It’s a must-read.

Whether you’re stressed/burned out or not, it’s a fascinating look at these two conditions. It’s eye-opening and informative. Really. Check it out, bookmark it, both, whatever…but do visit these pieces by Ruth Harris on Anne R. Allen’s blog:

 

 

ETA: I just found two posts on Sally Cronin’s blog about stress. I had to add these. They deal with similar issues in a very different way, focusing on health. Symptoms of acute vs chronic stress, how to manage stress with diet (vitamins, minerals, foods), and much more. Please check these out.

 

The link between stress and your heart

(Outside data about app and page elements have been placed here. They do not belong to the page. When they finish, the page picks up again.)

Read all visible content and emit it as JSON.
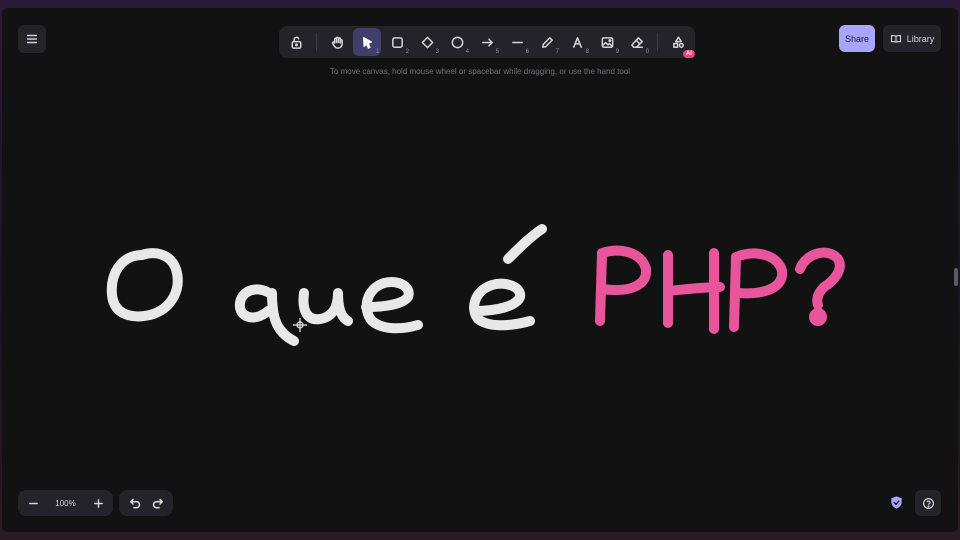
{
  "toolbar": {
    "tools": [
      {
        "name": "lock",
        "key": ""
      },
      {
        "name": "hand",
        "key": ""
      },
      {
        "name": "selection",
        "key": "1"
      },
      {
        "name": "rectangle",
        "key": "2"
      },
      {
        "name": "diamond",
        "key": "3"
      },
      {
        "name": "ellipse",
        "key": "4"
      },
      {
        "name": "arrow",
        "key": "5"
      },
      {
        "name": "line",
        "key": "6"
      },
      {
        "name": "draw",
        "key": "7"
      },
      {
        "name": "text",
        "key": "8"
      },
      {
        "name": "image",
        "key": "9"
      },
      {
        "name": "eraser",
        "key": "0"
      }
    ],
    "ai_badge": "AI"
  },
  "hint": "To move canvas, hold mouse wheel or spacebar while dragging, or use the hand tool",
  "share_label": "Share",
  "library_label": "Library",
  "zoom_level": "100%",
  "canvas": {
    "text_white": "O que é",
    "text_pink": "PHP?",
    "white_color": "#e8e8e8",
    "pink_color": "#e8559a"
  },
  "colors": {
    "accent": "#a8a5ff",
    "canvas_bg": "#121212",
    "panel_bg": "#232329"
  }
}
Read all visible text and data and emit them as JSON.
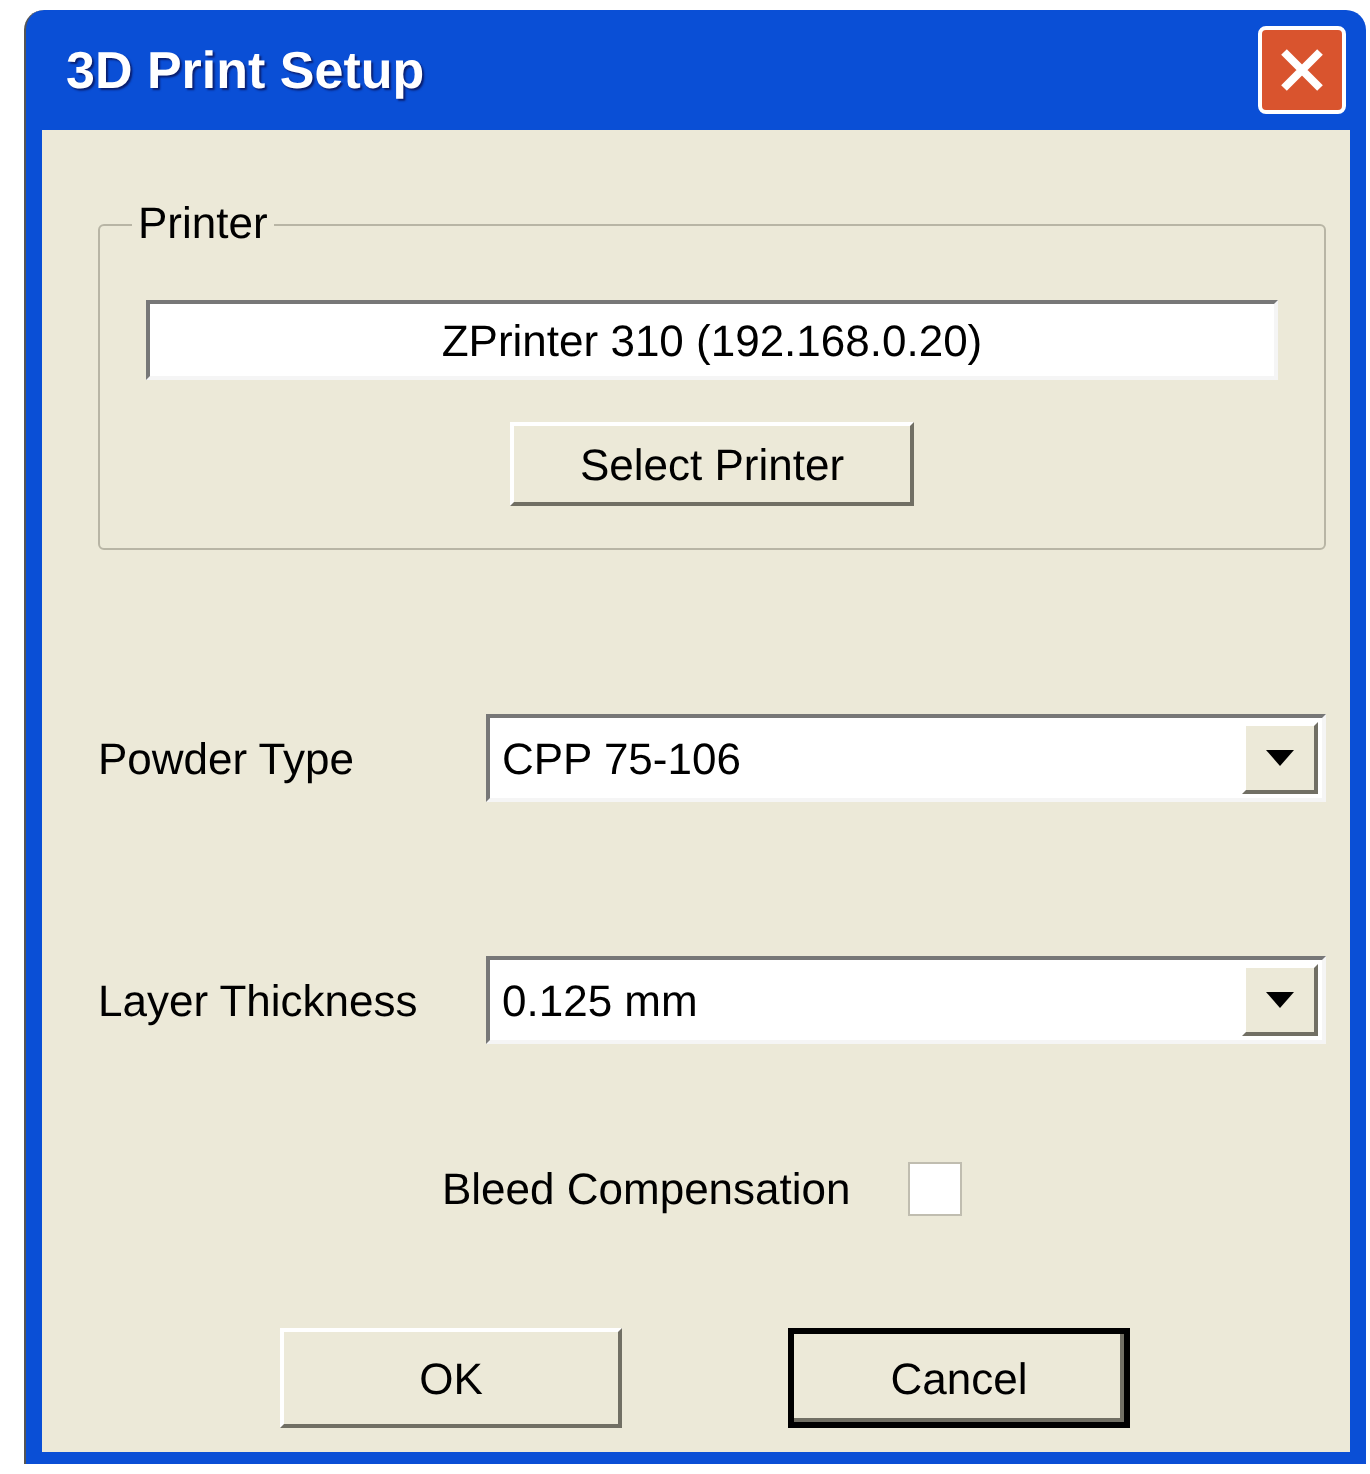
{
  "window": {
    "title": "3D Print Setup"
  },
  "printer_group": {
    "label": "Printer",
    "printer_name": "ZPrinter 310 (192.168.0.20)",
    "button": "Select Printer"
  },
  "fields": [
    {
      "label": "Powder Type",
      "value": "CPP 75-106"
    },
    {
      "label": "Layer Thickness",
      "value": "0.125 mm"
    }
  ],
  "bleed_compensation": {
    "label": "Bleed Compensation",
    "checked": false
  },
  "buttons": [
    {
      "label": "OK",
      "default": false
    },
    {
      "label": "Cancel",
      "default": true
    }
  ]
}
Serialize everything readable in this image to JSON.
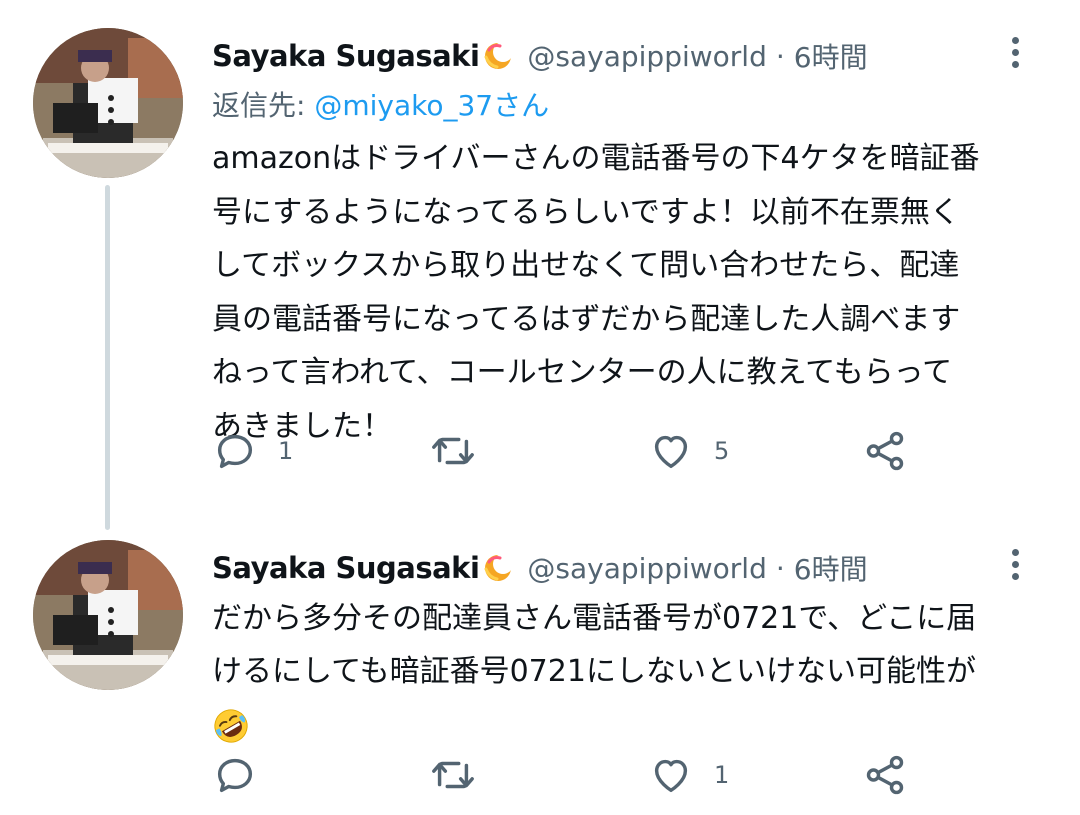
{
  "tweets": [
    {
      "author_name": "Sayaka Sugasaki",
      "handle": "@sayapippiworld",
      "separator": "·",
      "time": "6時間",
      "reply_label": "返信先: ",
      "reply_mention": "@miyako_37さん",
      "text_lines": [
        "amazonはドライバーさんの電話番号の下4ケタを暗証番",
        "号にするようになってるらしいですよ！以前不在票無く",
        "してボックスから取り出せなくて問い合わせたら、配達",
        "員の電話番号になってるはずだから配達した人調べます",
        "ねって言われて、コールセンターの人に教えてもらって",
        "あきました！"
      ],
      "reply_count": "1",
      "retweet_count": "",
      "like_count": "5"
    },
    {
      "author_name": "Sayaka Sugasaki",
      "handle": "@sayapippiworld",
      "separator": "·",
      "time": "6時間",
      "text_lines": [
        "だから多分その配達員さん電話番号が0721で、どこに届",
        "けるにしても暗証番号0721にしないといけない可能性が"
      ],
      "emoji": "rolling-on-floor-laughing",
      "reply_count": "",
      "retweet_count": "",
      "like_count": "1"
    }
  ],
  "colors": {
    "text_primary": "#0f1419",
    "text_secondary": "#536471",
    "accent": "#1d9bf0",
    "thread_line": "#cfd9de"
  },
  "icons": {
    "reply": "reply-icon",
    "retweet": "retweet-icon",
    "like": "heart-icon",
    "share": "share-icon",
    "more": "more-icon",
    "badge": "moon-badge-icon"
  }
}
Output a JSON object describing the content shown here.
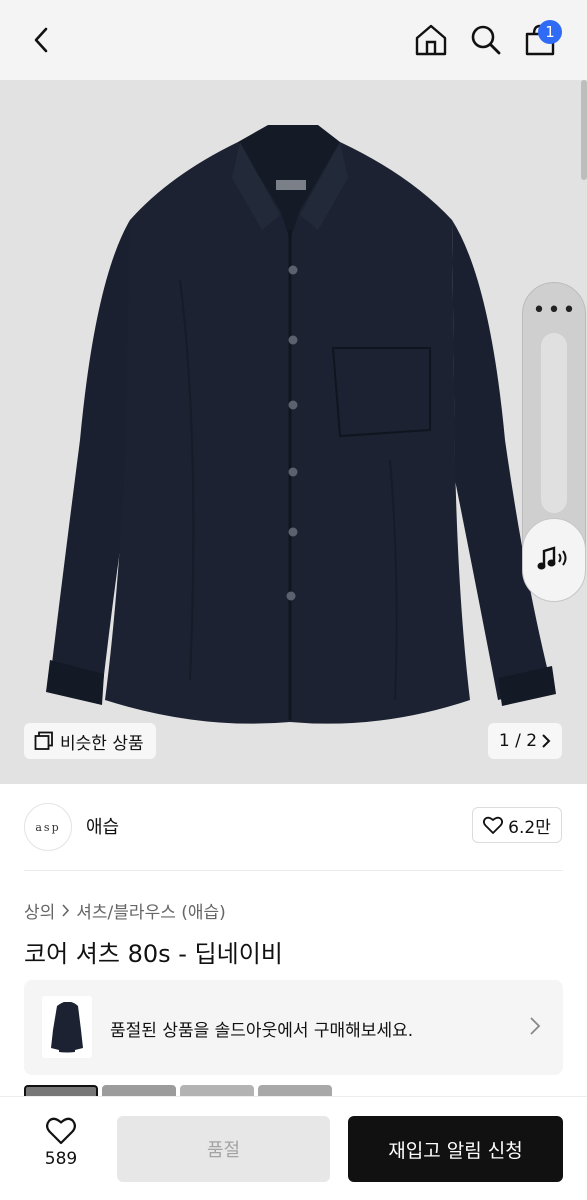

Strategies and foods to relieve stress

 

 

photo: Weeping Woman by Pablo Picasso

 

My Candle Burns at Both Ends

 

 

First Fig

My candle burns at both ends;
It will not last the night;
But ah, my foes and oh, my friends—
It gives a lovely light.

~ Edna St. Vincent Millay

 

I could dissect this poem, line by line, pondering its possible meanings with regard to Edna’s life and writing. But this is not a lit class, it’s a blog. So I won’t. Also, I don’t want to.

It’s here today because the words are speaking to me and I need to share them.

Right now, I choose to see this poem as a reminder.

To a person who is working too much, overwhelmed and exhausting herself, who knows she cannot keep this up much longer, who addresses those who support her as well as those who do not. In the end, regardless of this knowledge, she cannot help but say how lovely it all is.

I feel these words deeply.

Watch as I go down in flames and see how beautiful the fire is.

How goddamn beautiful.

Life is difficult and stressful and a strange beauty emerges in those moments. If we look. And when we find it, we need to share it. Shout it out to friends and foes.

There is beauty in the moments of madness.

 

My Sunday thoughts in 200 words or less.

 

Are you going through a difficult time? Have you taken on too much? Could you use a break? I’ve got nothing. Sorry. No tips. No fix. Just support, solidarity, and a little bit of poetry.